[Extracted data entries]
----
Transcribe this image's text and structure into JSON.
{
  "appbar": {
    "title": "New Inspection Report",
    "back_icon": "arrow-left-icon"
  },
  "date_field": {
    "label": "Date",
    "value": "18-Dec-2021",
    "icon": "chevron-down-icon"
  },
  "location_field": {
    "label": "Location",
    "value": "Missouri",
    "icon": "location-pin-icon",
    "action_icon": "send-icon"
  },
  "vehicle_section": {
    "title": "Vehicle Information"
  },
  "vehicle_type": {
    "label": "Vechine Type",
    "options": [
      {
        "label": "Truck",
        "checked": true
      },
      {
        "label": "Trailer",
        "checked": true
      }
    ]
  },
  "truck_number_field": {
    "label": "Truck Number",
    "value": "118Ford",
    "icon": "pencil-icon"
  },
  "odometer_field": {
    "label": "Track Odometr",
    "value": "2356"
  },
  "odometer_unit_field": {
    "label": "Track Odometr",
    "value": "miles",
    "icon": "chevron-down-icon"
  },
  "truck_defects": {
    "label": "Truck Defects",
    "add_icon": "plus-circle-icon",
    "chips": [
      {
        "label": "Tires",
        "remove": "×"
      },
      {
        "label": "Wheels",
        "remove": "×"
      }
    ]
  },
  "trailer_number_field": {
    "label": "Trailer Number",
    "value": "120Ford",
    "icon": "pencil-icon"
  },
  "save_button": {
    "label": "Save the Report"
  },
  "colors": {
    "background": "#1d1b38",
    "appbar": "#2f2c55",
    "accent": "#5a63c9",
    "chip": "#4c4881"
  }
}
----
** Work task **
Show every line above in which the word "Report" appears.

** Exercise output **
    "title": "New Inspection Report",
    "label": "Save the Report"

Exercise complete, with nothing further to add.